The MAGIC Formula – Insights from the Wedding Table, Part 5 – Rapport

The MAGIC formula:


I have been working as a close-up magician for the last 25 years. I have entertained at thousands of events – hundreds of tables at weddings, corporate parties and significant birthdays.

At the same time, in the other half of my life, I have led and been a member of several teams. I have recently interviewed many other team leaders about their experiences and challenges. Many thanks if you are one of them!

I have observed that many challenges facing a close-up magician approaching a table of guests are similar to those facing team leaders. I have also realised that the MAGIC formula may be applied in both situations.

We have been around our imaginary wedding table and met all the characters. We have seen each personality’s unique challenges and how a magician might react in each case.

In these few posts, I make some general observations from working with the table as a whole to gain some valuable insights for team leaders.

The Most Rapportant Thing

Rapport is the foundation for any successful human interaction, whether it be a conversation, a meeting or a magic performance.

Immediately I meet a group of guests at a wedding or other event, I must build rapport.
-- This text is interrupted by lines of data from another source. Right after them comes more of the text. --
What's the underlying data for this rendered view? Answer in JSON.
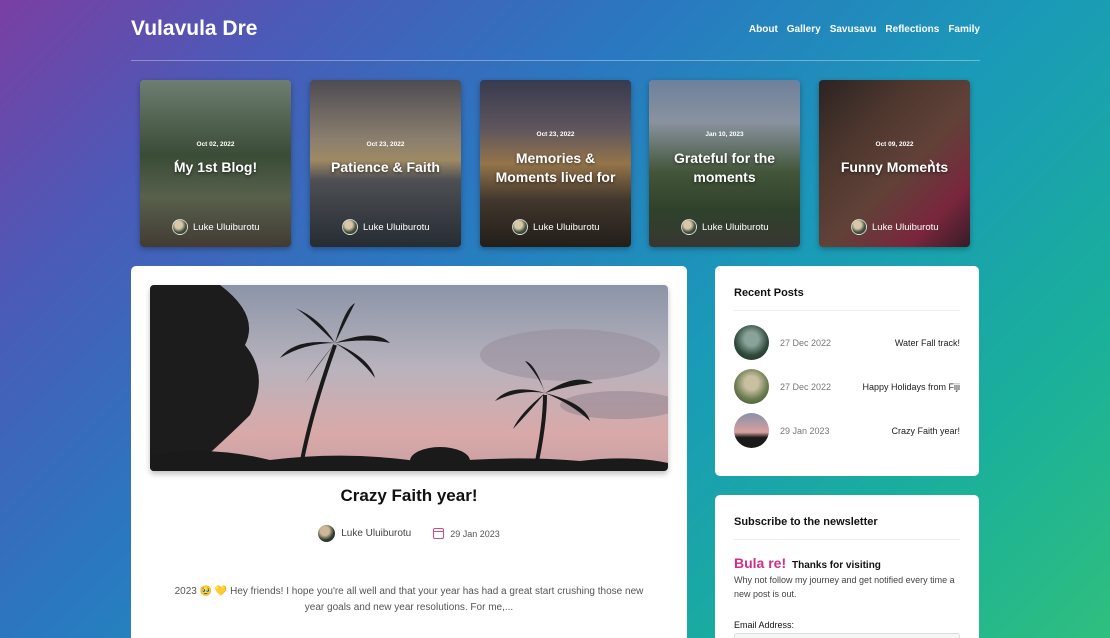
{
  "header": {
    "brand": "Vulavula Dre",
    "nav": [
      "About",
      "Gallery",
      "Savusavu",
      "Reflections",
      "Family"
    ]
  },
  "carousel": {
    "cards": [
      {
        "date": "Oct 02, 2022",
        "title": "My 1st Blog!",
        "author": "Luke Uluiburotu"
      },
      {
        "date": "Oct 23, 2022",
        "title": "Patience & Faith",
        "author": "Luke Uluiburotu"
      },
      {
        "date": "Oct 23, 2022",
        "title": "Memories & Moments lived for",
        "author": "Luke Uluiburotu"
      },
      {
        "date": "Jan 10, 2023",
        "title": "Grateful for the moments",
        "author": "Luke Uluiburotu"
      },
      {
        "date": "Oct 09, 2022",
        "title": "Funny Moments",
        "author": "Luke Uluiburotu"
      }
    ],
    "prev_icon": "‹",
    "next_icon": "›"
  },
  "post": {
    "title": "Crazy Faith year!",
    "author": "Luke Uluiburotu",
    "date": "29 Jan 2023",
    "excerpt": "2023 🥹 💛 Hey friends! I hope you're all well and that your year has had a great start crushing those new year goals and new year resolutions. For me,..."
  },
  "recent_posts": {
    "title": "Recent Posts",
    "items": [
      {
        "date": "27 Dec 2022",
        "title": "Water Fall track!"
      },
      {
        "date": "27 Dec 2022",
        "title": "Happy Holidays from Fiji"
      },
      {
        "date": "29 Jan 2023",
        "title": "Crazy Faith year!"
      }
    ]
  },
  "newsletter": {
    "title": "Subscribe to the newsletter",
    "greeting": "Bula re!",
    "greeting_sub": "Thanks for visiting",
    "text": "Why not follow my journey and get notified every time a new post is out.",
    "email_label": "Email Address:"
  }
}
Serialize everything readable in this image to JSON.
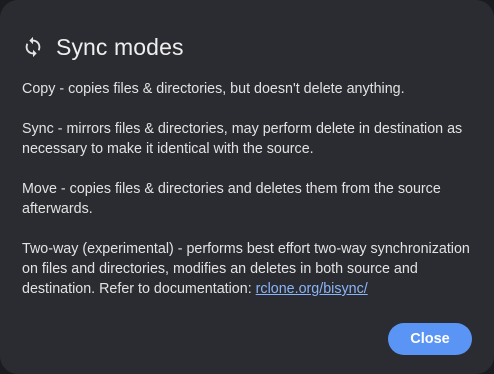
{
  "dialog": {
    "title": "Sync modes",
    "icon": "sync-icon",
    "paragraphs": {
      "copy": "Copy - copies files & directories, but doesn't delete anything.",
      "sync": "Sync - mirrors files & directories, may perform delete in destination as necessary to make it identical with the source.",
      "move": "Move - copies files & directories and deletes them from the source afterwards.",
      "twoway": "Two-way (experimental) - performs best effort two-way synchronization on files and directories, modifies an deletes in both source and destination. Refer to documentation: "
    },
    "doc_link": "rclone.org/bisync/",
    "close_label": "Close"
  },
  "colors": {
    "dialog_bg": "#2b2c31",
    "accent": "#5a95f5",
    "link": "#8ab4f8"
  }
}
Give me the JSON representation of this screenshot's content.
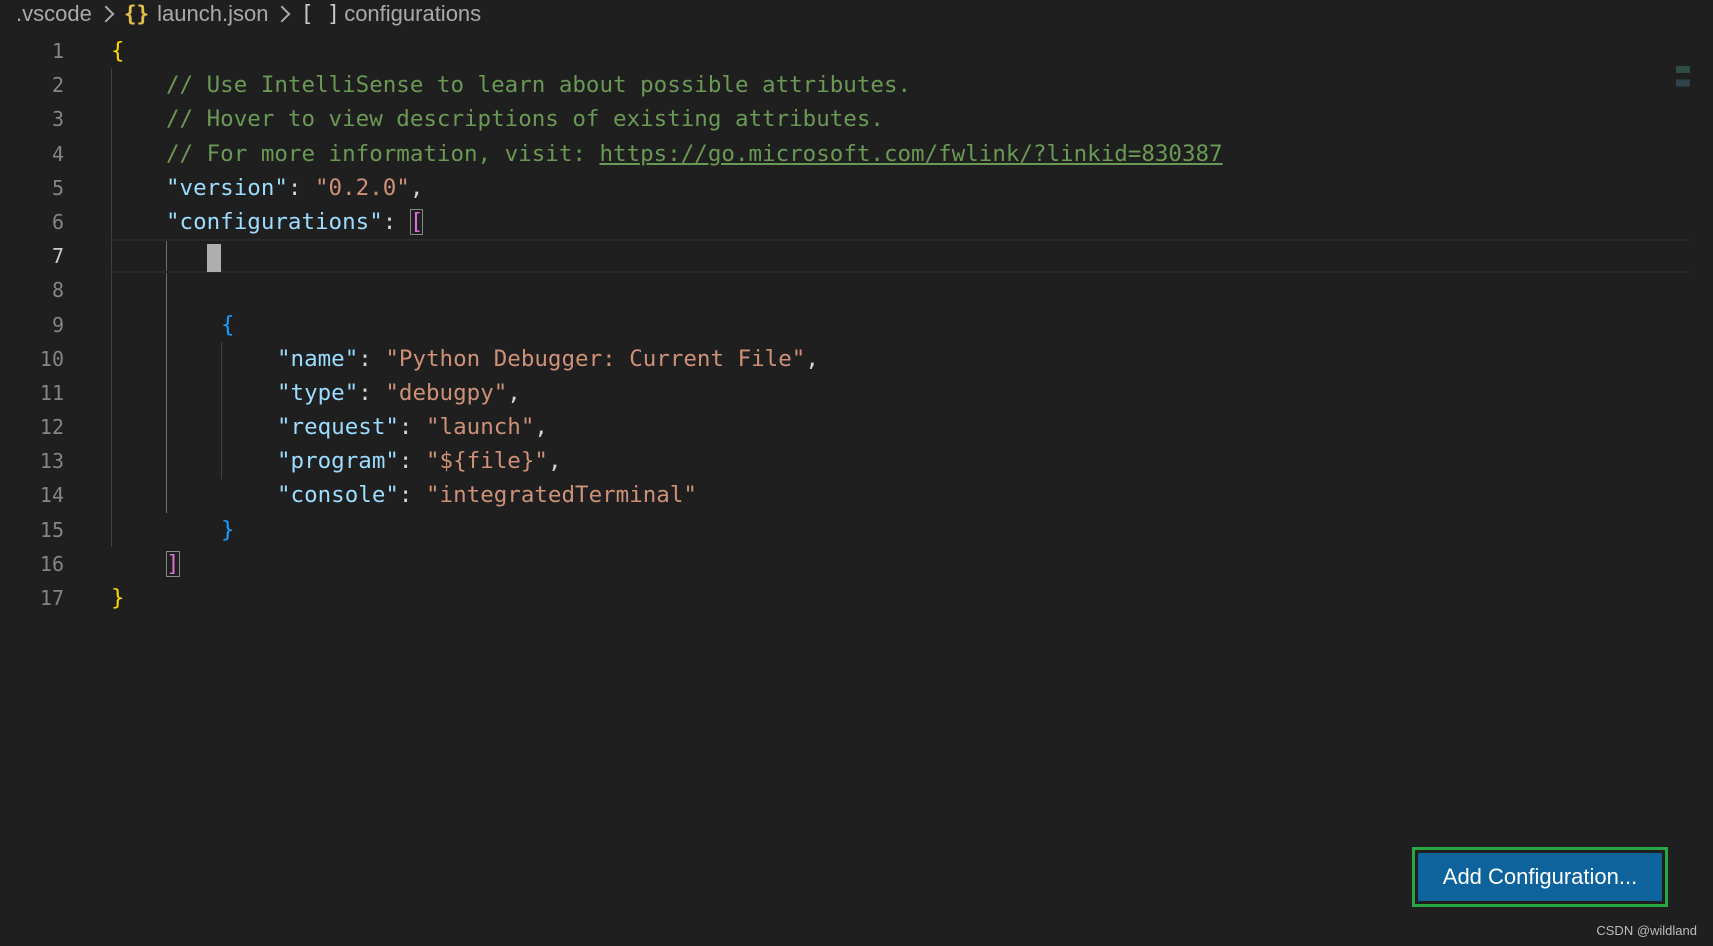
{
  "breadcrumb": {
    "folder": ".vscode",
    "file_icon": "{}",
    "file": "launch.json",
    "symbol_icon": "[ ]",
    "symbol": "configurations"
  },
  "line_numbers": [
    "1",
    "2",
    "3",
    "4",
    "5",
    "6",
    "7",
    "8",
    "9",
    "10",
    "11",
    "12",
    "13",
    "14",
    "15",
    "16",
    "17"
  ],
  "code": {
    "comment1": "// Use IntelliSense to learn about possible attributes.",
    "comment2": "// Hover to view descriptions of existing attributes.",
    "comment3_prefix": "// For more information, visit: ",
    "comment3_link": "https://go.microsoft.com/fwlink/?linkid=830387",
    "version_key": "version",
    "version_value": "\"0.2.0\"",
    "configurations_key": "configurations",
    "name_key": "name",
    "name_value": "\"Python Debugger: Current File\"",
    "type_key": "type",
    "type_value": "\"debugpy\"",
    "request_key": "request",
    "request_value": "\"launch\"",
    "program_key": "program",
    "program_value": "\"${file}\"",
    "console_key": "console",
    "console_value": "\"integratedTerminal\""
  },
  "add_configuration_label": "Add Configuration...",
  "watermark": "CSDN @wildland",
  "colors": {
    "button_bg": "#0e639c",
    "highlight_border": "#29a744",
    "comment": "#6a9955",
    "key": "#9cdcfe",
    "string": "#ce9178"
  }
}
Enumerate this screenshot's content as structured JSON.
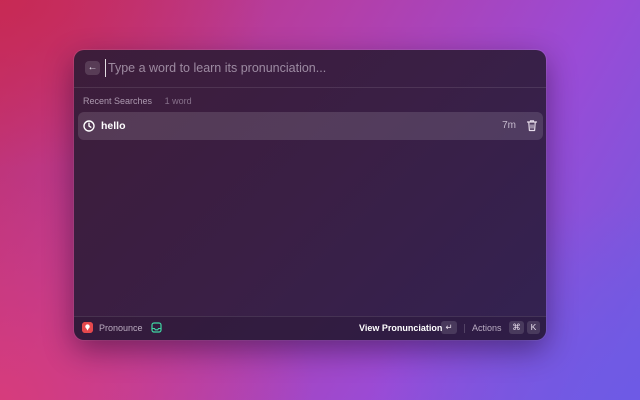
{
  "search": {
    "back_icon": "arrow-left-icon",
    "placeholder": "Type a word to learn its pronunciation..."
  },
  "section": {
    "title": "Recent Searches",
    "count": "1 word"
  },
  "items": [
    {
      "icon": "clock-icon",
      "title": "hello",
      "time": "7m",
      "action_icon": "trash-icon"
    }
  ],
  "footer": {
    "extension_icon": "pronounce-app-icon",
    "title": "Pronounce",
    "status_icon": "inbox-icon",
    "primary_action": "View Pronunciation",
    "primary_key": "↵",
    "actions_label": "Actions",
    "actions_keys": [
      "⌘",
      "K"
    ]
  },
  "colors": {
    "extension_icon_bg": "#e5484d",
    "status_icon": "#3fd7a4"
  }
}
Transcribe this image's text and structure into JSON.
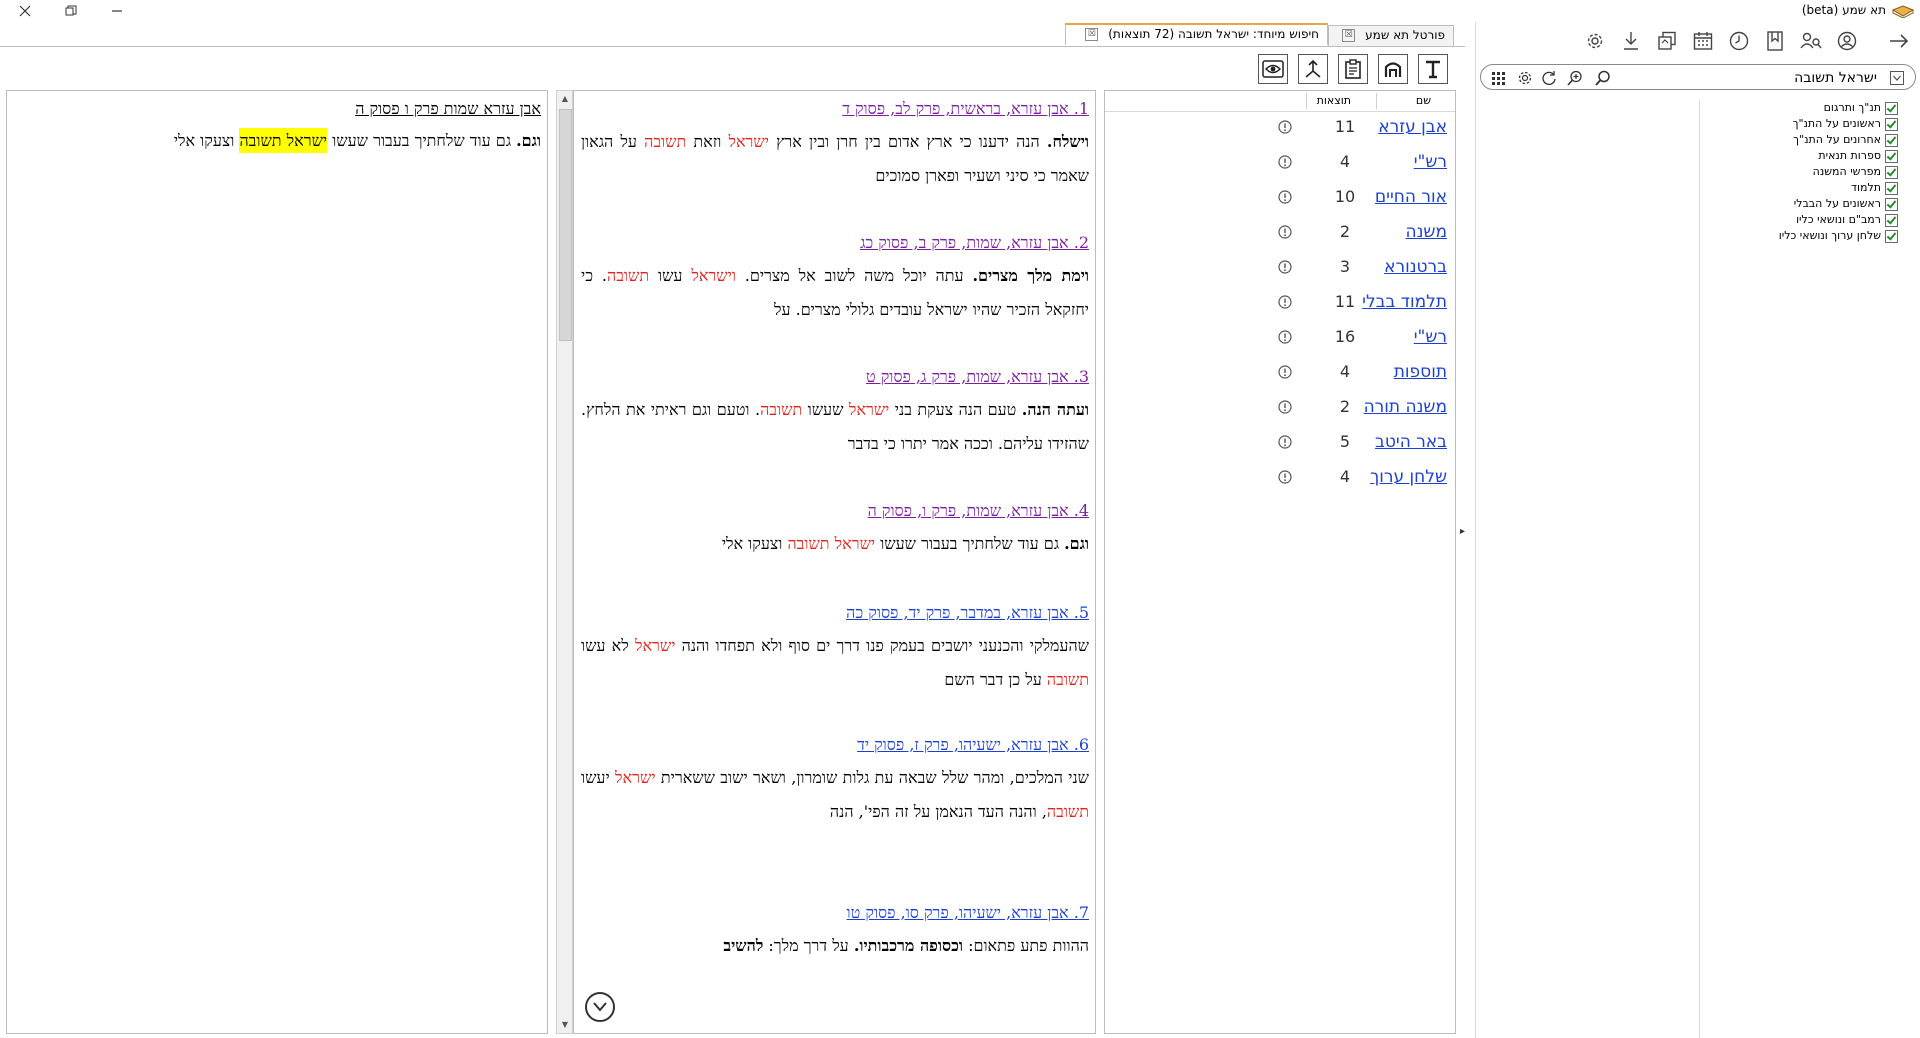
{
  "app": {
    "title": "תא שמע (beta)",
    "window_controls": [
      "close-icon",
      "restore-icon",
      "minimize-icon"
    ]
  },
  "sidebar": {
    "search": {
      "value": "ישראל תשובה",
      "placeholder": ""
    },
    "toolbar_icons": [
      "arrow-right-icon",
      "user-circle-icon",
      "people-search-icon",
      "bookmark-icon",
      "history-icon",
      "calendar-icon",
      "library-icon",
      "download-icon",
      "gear-icon"
    ],
    "search_icons": [
      "search-icon",
      "zoom-in-icon",
      "refresh-icon",
      "settings-gear-icon",
      "grid-icon"
    ],
    "categories": [
      {
        "label": "תנ\"ך ותרגום",
        "checked": true
      },
      {
        "label": "ראשונים על התנ\"ך",
        "checked": true
      },
      {
        "label": "אחרונים על התנ\"ך",
        "checked": true
      },
      {
        "label": "ספרות תנאית",
        "checked": true
      },
      {
        "label": "מפרשי המשנה",
        "checked": true
      },
      {
        "label": "תלמוד",
        "checked": true
      },
      {
        "label": "ראשונים על הבבלי",
        "checked": true
      },
      {
        "label": "רמב\"ם ונושאי כליו",
        "checked": true
      },
      {
        "label": "שלחן ערוך ונושאי כליו",
        "checked": true
      }
    ]
  },
  "tabs": [
    {
      "label": "פורטל תא שמע",
      "close": "☒"
    },
    {
      "label": "חיפוש מיוחד: ישראל תשובה (72 תוצאות)",
      "close": "☒"
    }
  ],
  "content_toolbar": [
    "text-format-icon",
    "structure-icon",
    "clipboard-icon",
    "compare-arrows-icon",
    "eye-icon"
  ],
  "books": {
    "col_name": "שם",
    "col_results": "תוצאות",
    "rows": [
      {
        "name": "אבן עזרא",
        "count": "11"
      },
      {
        "name": "רש\"י",
        "count": "4"
      },
      {
        "name": "אור החיים",
        "count": "10"
      },
      {
        "name": "משנה",
        "count": "2"
      },
      {
        "name": "ברטנורא",
        "count": "3"
      },
      {
        "name": "תלמוד בבלי",
        "count": "11"
      },
      {
        "name": "רש\"י",
        "count": "16"
      },
      {
        "name": "תוספות",
        "count": "4"
      },
      {
        "name": "משנה תורה",
        "count": "2"
      },
      {
        "name": "באר היטב",
        "count": "5"
      },
      {
        "name": "שלחן ערוך",
        "count": "4"
      }
    ]
  },
  "results": [
    {
      "title": "1. אבן עזרא, בראשית, פרק לב, פסוק ד",
      "visited": true,
      "segments": [
        {
          "t": "וישלח.",
          "s": "bold"
        },
        {
          "t": " הנה ידענו כי ארץ אדום בין חרן ובין ארץ ",
          "s": ""
        },
        {
          "t": "ישראל",
          "s": "hl"
        },
        {
          "t": " וזאת ",
          "s": ""
        },
        {
          "t": "תשובה",
          "s": "hl"
        },
        {
          "t": " על הגאון שאמר כי סיני ושעיר ופארן סמוכים",
          "s": ""
        }
      ]
    },
    {
      "title": "2. אבן עזרא, שמות, פרק ב, פסוק כג",
      "visited": true,
      "segments": [
        {
          "t": "וימת מלך מצרים.",
          "s": "bold"
        },
        {
          "t": " עתה יוכל משה לשוב אל מצרים. ",
          "s": ""
        },
        {
          "t": "וישראל",
          "s": "hl"
        },
        {
          "t": " עשו ",
          "s": ""
        },
        {
          "t": "תשובה",
          "s": "hl"
        },
        {
          "t": ". כי יחזקאל הזכיר שהיו ישראל עובדים גלולי מצרים. על",
          "s": ""
        }
      ]
    },
    {
      "title": "3. אבן עזרא, שמות, פרק ג, פסוק ט",
      "visited": true,
      "segments": [
        {
          "t": "ועתה הנה.",
          "s": "bold"
        },
        {
          "t": " טעם הנה צעקת בני ",
          "s": ""
        },
        {
          "t": "ישראל",
          "s": "hl"
        },
        {
          "t": " שעשו ",
          "s": ""
        },
        {
          "t": "תשובה",
          "s": "hl"
        },
        {
          "t": ". וטעם וגם ראיתי את הלחץ. שהזידו עליהם. וככה אמר יתרו כי בדבר",
          "s": ""
        }
      ]
    },
    {
      "title": "4. אבן עזרא, שמות, פרק ו, פסוק ה",
      "visited": true,
      "segments": [
        {
          "t": "וגם.",
          "s": "bold"
        },
        {
          "t": " גם עוד שלחתיך בעבור שעשו ",
          "s": ""
        },
        {
          "t": "ישראל",
          "s": "hl"
        },
        {
          "t": " ",
          "s": ""
        },
        {
          "t": "תשובה",
          "s": "hl"
        },
        {
          "t": " וצעקו אלי",
          "s": ""
        }
      ]
    },
    {
      "title": "5. אבן עזרא, במדבר, פרק יד, פסוק כה",
      "visited": false,
      "segments": [
        {
          "t": "שהעמלקי והכנעני יושבים בעמק פנו דרך ים סוף ולא תפחדו והנה ",
          "s": ""
        },
        {
          "t": "ישראל",
          "s": "hl"
        },
        {
          "t": " לא עשו ",
          "s": ""
        },
        {
          "t": "תשובה",
          "s": "hl"
        },
        {
          "t": " על כן דבר השם",
          "s": ""
        }
      ]
    },
    {
      "title": "6. אבן עזרא, ישעיהו, פרק ז, פסוק יד",
      "visited": false,
      "segments": [
        {
          "t": "שני המלכים, ומהר שלל שבאה עת גלות שומרון, ושאר ישוב ששארית ",
          "s": ""
        },
        {
          "t": "ישראל",
          "s": "hl"
        },
        {
          "t": " יעשו ",
          "s": ""
        },
        {
          "t": "תשובה",
          "s": "hl"
        },
        {
          "t": ", והנה העד הנאמן על זה הפי', הנה",
          "s": ""
        }
      ]
    },
    {
      "title": "7. אבן עזרא, ישעיהו, פרק סו, פסוק טו",
      "visited": false,
      "segments": [
        {
          "t": "ההוות פתע פתאום: ",
          "s": ""
        },
        {
          "t": "וכסופה מרכבותיו.",
          "s": "bold"
        },
        {
          "t": " על דרך מלך: ",
          "s": ""
        },
        {
          "t": "להשיב",
          "s": "bold"
        }
      ]
    }
  ],
  "preview": {
    "title": "אבן עזרא שמות פרק ו פסוק ה",
    "segments": [
      {
        "t": "וגם.",
        "s": "bold"
      },
      {
        "t": " גם עוד שלחתיך בעבור שעשו ",
        "s": ""
      },
      {
        "t": "ישראל תשובה",
        "s": "yellow"
      },
      {
        "t": " וצעקו אלי",
        "s": ""
      }
    ]
  }
}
The extent to which I am successful determines whether or not the following entertainment slot flies or crashes.

The same is true of your team. If you want them to want to work with and for you, you need to build rapport with each member and with the whole team.

Comfort Zone Vibrations

So what do I mean by rapport? It is the state where you and the person you are interacting with feel comfortable with one another; you don’t feel threatened, and you are vibrating at the same frequency.

Sometimes rapport seems to be established easily, as if by magic. But most of the time, some effort is required by at least one of the parties. If you can be that party, you can start making your conversations, meetings and maybe even magic performances much more effective.

Your overall aim is to get to a state where the other person feels comfortable with you. How do you do this?

Modify First Impressions

First impressions can be notoriously wrong, but they are usually our only starting point. Occasionally, you might know a little about the person beforehand, so you could have some valuable conversation pointers up your sleeve. However, we mostly have to start with first impressions and then fine-tune them as quickly as possible as we learn more about the other person.

Beginning with a friendly smile and non-contentious topics is usually a good start. For example, at magic gigs, I tend to use “Hi, what’s your name? And where have you come from today?”

You will immediately get a clue about their character from their response. Then you can begin matching and echoing. Don’t copy the person exactly; that would freak them out and have the opposite of the desired effect! But as you talk, you can start to adopt a similar style and speed of speech and echo some of their mannerisms, thereby subconsciously encouraging them to adopt you into their comfort zone.

It is an iterative process. Bit by bit, as you learn more about them and pick up more clues, you can subtly modify your style and content to fit. It is important to remember that you are not seeking to abandon your own identity and become entirely like the other person; instead, you are seeking to present an authentic version of yourself to them in a non-threatening way.

Remember, you are aiming for a position where they feel comfortable.

Push It, Push it Real Good

Think of it as pushing a swing so that it swings higher. You need to push with the rhythm of the swing, not against it.

As you talk and interact more, you will be able to refine your initial assumptions and introduce other topics to make the swing go higher, e.g., holiday destinations, shared interests, and mutual friends. Be led by them.

Steer Towards Your Goal

You will have a goal in mind whenever you interact with someone else, particularly in a work context. As a magician, I want applause, for them to be entertained and repeat bookings. As a team leader, you probably want harmonious and productive meetings.

Keep your end goal in mind. Once the rapport starts to build, you can begin to steer the interaction in the direction you need without damaging it.

Different audience members will respond better to different effects and presentations, and your team members will have varying talents and work styles. In the case of magic, I may select certain tricks that I think will work with that situation. With a team, you will start to get an idea of which team members will be best to take on specific projects.

Remember, rapport is the foundation of any successful human interaction.

How can you build more rapport?

Help Please!

I am writing a book about using The MAGIC Formula to manage yourself, particularly if you work from home.

If you are a freelancer, self-employed, or work from home in another capacity, I would love to talk to you.

If you would like to help, please get in touch: